Items from an interface collection:
----------------------------------------
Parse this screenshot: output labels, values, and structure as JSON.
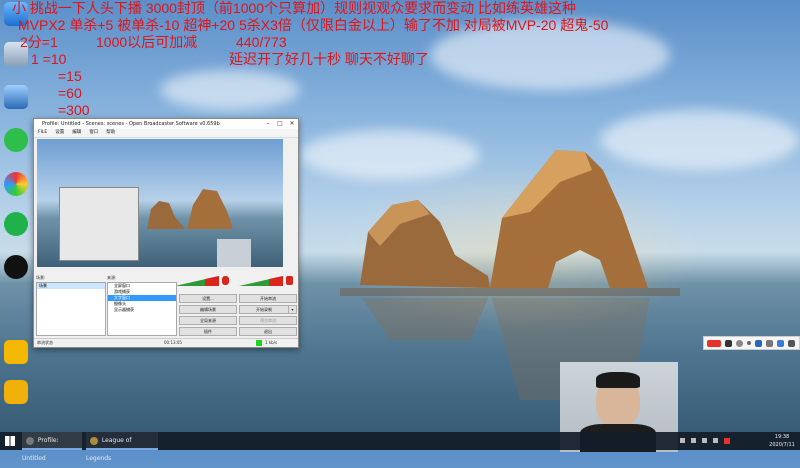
{
  "overlay": {
    "line1": "小 挑战一下人头下播 3000封顶（前1000个只算加）规则视观众要求而变动 比如练英雄这种",
    "line2": "MVPX2 单杀+5 被单杀-10 超神+20 5杀X3倍（仅限白金以上）输了不加 对局被MVP-20 超鬼-50",
    "line3a": "2分=1",
    "line3b": "1000以后可加减",
    "line3c": "440/773",
    "line4a": "1 =10",
    "line4b": "延迟开了好几十秒 聊天不好聊了",
    "line5": "=15",
    "line6": "=60",
    "line7": "=300"
  },
  "obs": {
    "title": "Profile: Untitled - Scenes: scenes - Open Broadcaster Software v0.659b",
    "menu": [
      "FILE",
      "设置",
      "编辑",
      "窗口",
      "帮助"
    ],
    "scenes_label": "场景:",
    "sources_label": "来源:",
    "scene_item": "场景",
    "sources": [
      "全屏窗口",
      "游戏捕获",
      "文字窗口",
      "摄像头",
      "显示器捕获"
    ],
    "buttons": {
      "settings": "设置...",
      "start_stream": "开始串流",
      "edit_scene": "编辑场景",
      "start_record": "开始录制",
      "global_sources": "全局来源",
      "preview": "预览串流",
      "plugins": "插件",
      "exit": "退出"
    },
    "status_left": "串流状态",
    "status_mid": "00:13:05",
    "status_right": "1 kb/s"
  },
  "taskbar": {
    "start_icon": "windows-logo-icon",
    "items": [
      {
        "label": "Profile: Untitled",
        "icon": "obs-icon"
      },
      {
        "label": "League of Legends",
        "icon": "lol-icon"
      }
    ],
    "clock_time": "19:38",
    "clock_date": "2020/7/11"
  },
  "desktop_icons": [
    "computer-icon",
    "recycle-bin-icon",
    "chat-icon",
    "qq-icon",
    "game-icon",
    "app-icon"
  ],
  "ime_icons": [
    "sogou-icon",
    "lang-icon",
    "moon-icon",
    "dot-icon",
    "mic-icon",
    "keyboard-icon",
    "shirt-icon",
    "grid-icon"
  ]
}
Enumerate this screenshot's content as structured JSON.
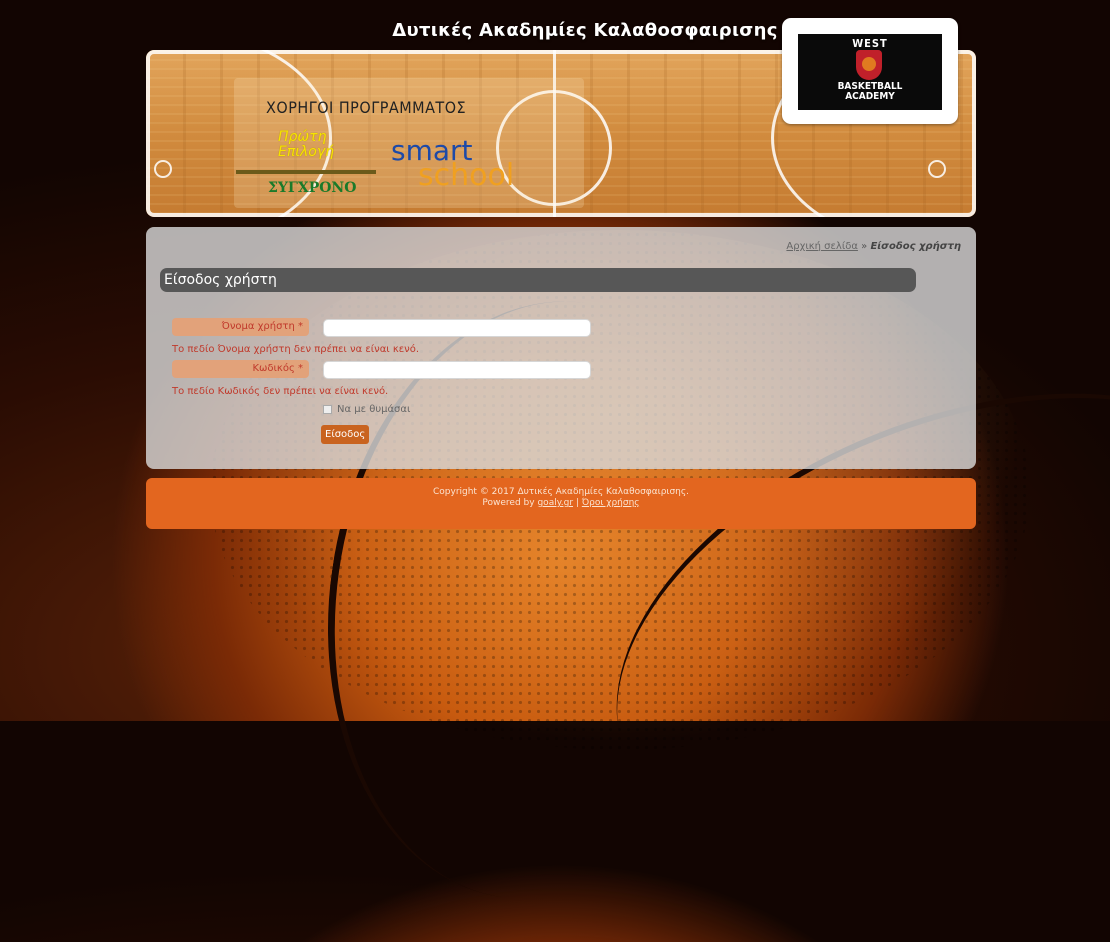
{
  "site": {
    "title": "Δυτικές Ακαδημίες Καλαθοσφαιρισης"
  },
  "banner": {
    "sponsors_heading": "ΧΟΡΗΓΟΙ ΠΡΟΓΡΑΜΜΑΤΟΣ",
    "sponsor1_line1": "Πρώτη",
    "sponsor1_line2": "Επιλογή",
    "sponsor1_name": "ΣΥΓΧΡΟΝΟ",
    "sponsor2_a": "smart",
    "sponsor2_b": "school"
  },
  "logo": {
    "top": "WEST",
    "line1": "BASKETBALL",
    "line2": "ACADEMY"
  },
  "breadcrumb": {
    "home": "Αρχική σελίδα",
    "separator": "»",
    "current": "Είσοδος χρήστη"
  },
  "form": {
    "heading": "Είσοδος χρήστη",
    "username_label": "Όνομα χρήστη *",
    "username_value": "",
    "username_error": "Το πεδίο Όνομα χρήστη δεν πρέπει να είναι κενό.",
    "password_label": "Κωδικός *",
    "password_value": "",
    "password_error": "Το πεδίο Κωδικός δεν πρέπει να είναι κενό.",
    "remember_label": "Να με θυμάσαι",
    "remember_checked": false,
    "submit_label": "Είσοδος"
  },
  "footer": {
    "copyright": "Copyright © 2017 Δυτικές Ακαδημίες Καλαθοσφαιρισης.",
    "powered_by": "Powered by",
    "powered_link": "goaly.gr",
    "divider": "|",
    "terms_link": "Όροι χρήσης"
  },
  "colors": {
    "accent": "#e3661f",
    "error": "#c0392b",
    "heading_bar": "#575757"
  }
}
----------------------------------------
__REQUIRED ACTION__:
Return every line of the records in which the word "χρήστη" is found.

__WRITTEN RESPONSE__:
    "current": "Είσοδος χρήστη"
    "heading": "Είσοδος χρήστη",
    "username_label": "Όνομα χρήστη *",
    "username_error": "Το πεδίο Όνομα χρήστη δεν πρέπει να είναι κενό.",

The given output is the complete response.